The only team that really excels in the lane swap in NA is CLG, and they have struggled with their engages all season. If CLG steps up their teamfighting for the play-offs, they will be a tough match-up for Gravity because they already have the lane swap/rotational acumen to defeat them. CLG also has strong laners in the positions Gravity relies most heavily on. If CLG doesn’t tilt in the play-offs, they have the tools to be one of Gravity’s toughest opponents. If Cloud9 qualifies for the gauntlet and keeps improving, Gravity may have similar struggles against them because C9 have played a strong rotational game as of late. However, Hauntzer has run circles around Balls in the top lane so far this season, and Cloud9 has been a poor warding team all season.
Although Dignitas beat Gravity on Week 9 and has one of the best flanking players in Gamsu, it seemed like Gravity was trying out strategies. Keane’s mid Rumble into the ranged Ahri caused him to fall behind by over 30 creeps, and Move’s Vi was consistently unimpressive throughout the weekend, save for his Smite steals. Normally, Gravity should be able to overrun Dignitas with raw talent. I would consider Dig a somewhat dangerous matchup for Gravity but I don’t think there is much of a chance for an upset because although Dignitas has the kind of players needed to counter Gravity, they seemingly lack the raw mechanical firepower needed to outgun them.
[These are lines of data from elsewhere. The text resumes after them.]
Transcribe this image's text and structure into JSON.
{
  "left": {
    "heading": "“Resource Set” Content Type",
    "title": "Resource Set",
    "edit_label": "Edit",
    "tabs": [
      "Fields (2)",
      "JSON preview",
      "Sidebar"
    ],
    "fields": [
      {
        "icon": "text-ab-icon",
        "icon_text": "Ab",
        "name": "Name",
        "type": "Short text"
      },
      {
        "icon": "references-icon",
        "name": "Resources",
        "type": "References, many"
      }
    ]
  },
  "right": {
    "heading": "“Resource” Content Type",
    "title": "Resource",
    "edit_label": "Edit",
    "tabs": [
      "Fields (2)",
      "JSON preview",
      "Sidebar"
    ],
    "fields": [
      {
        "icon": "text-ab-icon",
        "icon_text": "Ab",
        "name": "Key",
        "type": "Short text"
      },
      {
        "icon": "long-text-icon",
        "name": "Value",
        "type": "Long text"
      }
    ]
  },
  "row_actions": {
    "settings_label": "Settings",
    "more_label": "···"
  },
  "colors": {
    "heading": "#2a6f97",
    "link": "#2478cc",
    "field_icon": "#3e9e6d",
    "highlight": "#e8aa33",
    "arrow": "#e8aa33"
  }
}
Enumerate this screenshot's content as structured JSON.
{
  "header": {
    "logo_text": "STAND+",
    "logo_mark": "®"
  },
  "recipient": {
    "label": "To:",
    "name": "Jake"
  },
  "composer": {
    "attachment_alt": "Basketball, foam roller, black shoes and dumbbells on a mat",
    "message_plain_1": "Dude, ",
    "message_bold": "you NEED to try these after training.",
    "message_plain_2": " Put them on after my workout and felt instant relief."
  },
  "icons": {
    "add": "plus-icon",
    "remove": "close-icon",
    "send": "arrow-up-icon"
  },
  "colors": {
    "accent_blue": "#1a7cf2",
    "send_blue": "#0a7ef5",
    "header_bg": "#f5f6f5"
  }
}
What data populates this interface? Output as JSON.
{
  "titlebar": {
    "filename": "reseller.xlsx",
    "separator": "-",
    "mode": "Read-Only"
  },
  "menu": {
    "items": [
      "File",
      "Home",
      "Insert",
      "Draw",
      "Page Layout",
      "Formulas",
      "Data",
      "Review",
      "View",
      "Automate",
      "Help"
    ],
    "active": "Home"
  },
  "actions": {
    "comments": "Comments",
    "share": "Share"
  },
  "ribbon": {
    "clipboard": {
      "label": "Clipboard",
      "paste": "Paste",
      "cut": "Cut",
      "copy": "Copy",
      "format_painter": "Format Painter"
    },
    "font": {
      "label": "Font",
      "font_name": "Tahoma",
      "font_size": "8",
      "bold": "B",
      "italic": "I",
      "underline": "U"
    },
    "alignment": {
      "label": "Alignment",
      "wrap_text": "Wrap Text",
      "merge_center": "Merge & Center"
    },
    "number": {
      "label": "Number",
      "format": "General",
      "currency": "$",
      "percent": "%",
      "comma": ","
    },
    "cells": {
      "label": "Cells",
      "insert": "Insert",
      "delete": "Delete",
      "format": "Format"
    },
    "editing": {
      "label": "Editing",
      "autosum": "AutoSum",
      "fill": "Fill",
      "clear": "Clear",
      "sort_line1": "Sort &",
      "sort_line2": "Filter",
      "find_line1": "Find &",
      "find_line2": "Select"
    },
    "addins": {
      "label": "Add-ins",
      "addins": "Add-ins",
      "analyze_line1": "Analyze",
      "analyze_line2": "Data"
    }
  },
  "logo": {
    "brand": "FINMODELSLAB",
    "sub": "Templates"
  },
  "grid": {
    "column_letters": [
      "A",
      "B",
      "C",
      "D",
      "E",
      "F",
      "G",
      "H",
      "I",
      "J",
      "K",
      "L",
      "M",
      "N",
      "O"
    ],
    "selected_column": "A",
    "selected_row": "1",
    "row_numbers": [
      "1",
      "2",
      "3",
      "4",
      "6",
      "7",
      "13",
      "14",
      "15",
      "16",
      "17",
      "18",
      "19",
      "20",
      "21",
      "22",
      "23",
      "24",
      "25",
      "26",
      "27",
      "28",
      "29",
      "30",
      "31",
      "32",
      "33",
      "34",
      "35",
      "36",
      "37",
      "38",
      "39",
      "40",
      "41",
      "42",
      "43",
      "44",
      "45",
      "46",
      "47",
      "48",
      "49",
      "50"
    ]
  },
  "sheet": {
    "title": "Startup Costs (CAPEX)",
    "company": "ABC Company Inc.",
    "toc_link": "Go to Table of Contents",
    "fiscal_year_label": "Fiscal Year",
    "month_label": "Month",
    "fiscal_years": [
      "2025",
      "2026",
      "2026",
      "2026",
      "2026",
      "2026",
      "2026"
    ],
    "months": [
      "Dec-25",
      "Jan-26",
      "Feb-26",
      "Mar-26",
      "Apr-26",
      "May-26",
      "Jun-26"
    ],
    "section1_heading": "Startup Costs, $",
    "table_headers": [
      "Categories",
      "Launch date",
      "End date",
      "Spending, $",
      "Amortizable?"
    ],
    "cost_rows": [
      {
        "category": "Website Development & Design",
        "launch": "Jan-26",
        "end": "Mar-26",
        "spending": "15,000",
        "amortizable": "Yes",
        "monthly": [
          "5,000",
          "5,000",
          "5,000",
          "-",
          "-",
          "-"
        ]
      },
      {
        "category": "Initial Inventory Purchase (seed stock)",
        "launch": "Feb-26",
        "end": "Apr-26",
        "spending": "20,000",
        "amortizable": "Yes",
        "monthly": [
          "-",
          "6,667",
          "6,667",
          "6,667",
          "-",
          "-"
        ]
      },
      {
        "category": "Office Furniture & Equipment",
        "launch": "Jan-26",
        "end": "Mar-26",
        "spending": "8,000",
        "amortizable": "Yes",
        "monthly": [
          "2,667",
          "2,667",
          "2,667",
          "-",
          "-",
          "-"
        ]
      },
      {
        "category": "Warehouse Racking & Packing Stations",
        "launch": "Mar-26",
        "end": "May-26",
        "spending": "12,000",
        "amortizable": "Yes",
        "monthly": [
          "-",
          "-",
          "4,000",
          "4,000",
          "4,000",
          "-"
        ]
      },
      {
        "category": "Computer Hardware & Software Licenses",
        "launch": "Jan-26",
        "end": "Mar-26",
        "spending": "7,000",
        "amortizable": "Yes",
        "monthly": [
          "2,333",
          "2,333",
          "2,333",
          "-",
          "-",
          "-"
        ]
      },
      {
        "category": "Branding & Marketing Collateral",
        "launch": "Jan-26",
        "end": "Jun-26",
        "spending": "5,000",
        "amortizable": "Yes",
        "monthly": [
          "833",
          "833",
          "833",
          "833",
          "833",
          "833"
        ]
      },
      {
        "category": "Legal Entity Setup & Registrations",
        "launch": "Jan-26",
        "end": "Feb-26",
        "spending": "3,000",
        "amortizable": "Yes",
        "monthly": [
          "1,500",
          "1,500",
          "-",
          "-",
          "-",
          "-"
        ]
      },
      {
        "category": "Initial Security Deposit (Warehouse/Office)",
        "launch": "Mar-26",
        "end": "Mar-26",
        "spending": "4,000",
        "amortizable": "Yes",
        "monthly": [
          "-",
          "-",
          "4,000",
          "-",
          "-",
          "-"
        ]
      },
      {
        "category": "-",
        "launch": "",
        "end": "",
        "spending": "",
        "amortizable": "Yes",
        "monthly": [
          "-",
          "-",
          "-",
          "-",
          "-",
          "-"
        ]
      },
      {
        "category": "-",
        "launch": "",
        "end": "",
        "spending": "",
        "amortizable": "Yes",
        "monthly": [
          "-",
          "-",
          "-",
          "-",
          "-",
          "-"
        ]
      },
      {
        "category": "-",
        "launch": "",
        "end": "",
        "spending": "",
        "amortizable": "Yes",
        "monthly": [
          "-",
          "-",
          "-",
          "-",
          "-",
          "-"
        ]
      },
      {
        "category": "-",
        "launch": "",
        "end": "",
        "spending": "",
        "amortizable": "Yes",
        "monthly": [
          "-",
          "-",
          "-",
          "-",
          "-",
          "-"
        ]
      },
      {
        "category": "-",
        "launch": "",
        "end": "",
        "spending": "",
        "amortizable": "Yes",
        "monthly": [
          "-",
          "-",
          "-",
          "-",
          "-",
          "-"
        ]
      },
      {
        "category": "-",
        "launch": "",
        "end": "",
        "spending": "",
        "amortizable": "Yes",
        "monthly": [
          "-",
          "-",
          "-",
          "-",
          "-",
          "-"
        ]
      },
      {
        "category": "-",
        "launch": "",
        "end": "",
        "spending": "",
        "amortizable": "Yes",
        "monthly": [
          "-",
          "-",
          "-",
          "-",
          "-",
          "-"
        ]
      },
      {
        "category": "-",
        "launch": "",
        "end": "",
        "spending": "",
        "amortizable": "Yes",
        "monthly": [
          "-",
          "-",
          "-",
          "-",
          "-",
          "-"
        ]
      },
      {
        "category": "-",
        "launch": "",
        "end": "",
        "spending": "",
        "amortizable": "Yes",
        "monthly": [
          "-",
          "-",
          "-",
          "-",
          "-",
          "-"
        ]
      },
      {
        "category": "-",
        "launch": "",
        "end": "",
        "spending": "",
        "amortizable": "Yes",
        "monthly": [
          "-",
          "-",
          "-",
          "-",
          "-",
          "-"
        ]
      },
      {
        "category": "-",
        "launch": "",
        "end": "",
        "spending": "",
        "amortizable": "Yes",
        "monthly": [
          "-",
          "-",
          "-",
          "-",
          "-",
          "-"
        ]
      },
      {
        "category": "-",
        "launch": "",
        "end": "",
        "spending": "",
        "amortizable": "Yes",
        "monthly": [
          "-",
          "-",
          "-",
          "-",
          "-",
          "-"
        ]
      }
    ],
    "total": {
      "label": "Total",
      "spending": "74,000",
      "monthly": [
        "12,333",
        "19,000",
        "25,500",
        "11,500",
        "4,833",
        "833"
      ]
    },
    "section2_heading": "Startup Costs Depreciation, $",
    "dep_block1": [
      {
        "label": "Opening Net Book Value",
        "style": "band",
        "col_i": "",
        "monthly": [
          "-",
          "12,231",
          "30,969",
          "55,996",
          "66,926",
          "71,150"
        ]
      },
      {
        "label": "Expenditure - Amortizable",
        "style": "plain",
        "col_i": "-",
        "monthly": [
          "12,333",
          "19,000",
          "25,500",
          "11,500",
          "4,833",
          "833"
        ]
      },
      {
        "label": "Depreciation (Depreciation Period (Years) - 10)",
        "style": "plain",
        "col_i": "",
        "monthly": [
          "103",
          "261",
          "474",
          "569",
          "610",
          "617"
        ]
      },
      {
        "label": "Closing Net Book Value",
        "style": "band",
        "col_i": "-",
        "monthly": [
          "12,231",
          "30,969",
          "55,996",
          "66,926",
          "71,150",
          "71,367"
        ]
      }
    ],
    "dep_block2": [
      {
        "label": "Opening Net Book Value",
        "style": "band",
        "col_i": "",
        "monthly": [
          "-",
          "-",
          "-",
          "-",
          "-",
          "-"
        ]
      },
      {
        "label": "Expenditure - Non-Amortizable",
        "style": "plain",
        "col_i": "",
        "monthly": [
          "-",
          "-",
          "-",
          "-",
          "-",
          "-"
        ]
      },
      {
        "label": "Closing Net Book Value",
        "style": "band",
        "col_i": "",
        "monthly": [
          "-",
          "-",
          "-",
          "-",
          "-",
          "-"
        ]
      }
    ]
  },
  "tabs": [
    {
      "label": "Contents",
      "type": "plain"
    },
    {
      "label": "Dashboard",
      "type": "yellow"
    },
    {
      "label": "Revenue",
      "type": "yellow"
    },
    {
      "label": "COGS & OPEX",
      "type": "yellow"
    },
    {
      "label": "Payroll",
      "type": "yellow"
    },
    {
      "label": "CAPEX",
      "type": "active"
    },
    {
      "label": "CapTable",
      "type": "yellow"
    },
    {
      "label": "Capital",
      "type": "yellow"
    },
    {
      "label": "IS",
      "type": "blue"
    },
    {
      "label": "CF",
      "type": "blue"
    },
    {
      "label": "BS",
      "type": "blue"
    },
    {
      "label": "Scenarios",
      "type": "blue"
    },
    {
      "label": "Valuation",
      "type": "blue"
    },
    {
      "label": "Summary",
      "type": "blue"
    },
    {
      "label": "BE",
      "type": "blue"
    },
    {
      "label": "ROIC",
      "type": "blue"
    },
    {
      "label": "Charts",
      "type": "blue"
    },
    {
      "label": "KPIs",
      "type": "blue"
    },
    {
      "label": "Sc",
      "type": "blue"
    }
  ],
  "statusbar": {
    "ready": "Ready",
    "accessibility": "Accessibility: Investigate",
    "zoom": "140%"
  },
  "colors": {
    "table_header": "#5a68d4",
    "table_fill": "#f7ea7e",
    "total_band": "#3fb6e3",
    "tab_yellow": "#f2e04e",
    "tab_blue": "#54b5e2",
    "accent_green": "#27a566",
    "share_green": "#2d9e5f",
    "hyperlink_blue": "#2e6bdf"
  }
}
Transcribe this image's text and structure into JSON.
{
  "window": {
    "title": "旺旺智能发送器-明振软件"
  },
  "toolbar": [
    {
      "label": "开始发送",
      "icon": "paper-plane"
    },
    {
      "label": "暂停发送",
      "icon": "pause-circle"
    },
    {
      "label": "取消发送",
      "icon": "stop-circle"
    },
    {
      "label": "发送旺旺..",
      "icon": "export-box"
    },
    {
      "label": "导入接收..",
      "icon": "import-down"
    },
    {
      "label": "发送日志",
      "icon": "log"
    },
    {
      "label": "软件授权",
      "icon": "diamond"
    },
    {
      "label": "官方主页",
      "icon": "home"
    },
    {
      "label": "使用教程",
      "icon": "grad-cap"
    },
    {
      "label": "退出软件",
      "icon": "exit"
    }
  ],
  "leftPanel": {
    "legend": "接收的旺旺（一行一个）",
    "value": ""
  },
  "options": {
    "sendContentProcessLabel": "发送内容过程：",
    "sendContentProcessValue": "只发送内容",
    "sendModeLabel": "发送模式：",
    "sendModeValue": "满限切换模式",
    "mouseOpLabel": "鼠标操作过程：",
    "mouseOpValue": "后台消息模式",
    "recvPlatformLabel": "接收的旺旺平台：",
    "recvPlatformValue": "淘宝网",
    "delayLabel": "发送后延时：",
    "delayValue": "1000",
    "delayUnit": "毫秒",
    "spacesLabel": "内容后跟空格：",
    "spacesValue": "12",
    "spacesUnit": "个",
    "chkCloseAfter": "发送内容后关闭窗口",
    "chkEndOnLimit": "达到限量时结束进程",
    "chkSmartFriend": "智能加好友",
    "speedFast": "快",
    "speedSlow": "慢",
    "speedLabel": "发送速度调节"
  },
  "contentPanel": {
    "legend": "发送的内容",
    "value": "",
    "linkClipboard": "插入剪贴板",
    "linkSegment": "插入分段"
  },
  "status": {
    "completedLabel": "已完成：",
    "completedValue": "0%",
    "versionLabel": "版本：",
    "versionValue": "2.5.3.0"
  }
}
The remaining NA LCS play-off teams will probably have a very hard time against Gravity. Like Gravity, Team Impulse heavily relies on a brawling strategy, but they’re poor warding means that Gravity will hold all the cards – especially if Adrian doesn’t return to the team. I covered Team Liquid earlier in this article – both teams have similar talent levels and I’m not sure if Liquid has the discipline or rotational ability to avoid picking fights with GV. Finally, TSM is a one-threat team in the mid lane, and GV has excelled at shutting down mid laners this season. Overall, I think that with only one weak matchup (which is also dependent on the other team stepping up one weak aspect of their own gameplay) Gravity should be favorites to win the NA LCS barring major improvements from other teams or significant underperformance from themselves.
Gravity is a team with definite strengths and weaknesses, but I feel like some of their characteristics have been mischaracterized or misunderstood by the community. I agree with several of the points made on Summoning Insight. I do think that some of Gravity’s perceived strength comes from their play in a weaker region. I also think that Gravity will face serious obstacles internationally. However, I think that the team is much more individually talented than most fans give them credit for, and that they should be favorites to win the NA LCS. I disagree with the characterization of Gravity as either a macro team or a cheese team, I think that they are better described as a teamfight-centric anti-meta team. Hopefully this article has shed a helpful light on GV and their strengths and weaknesses.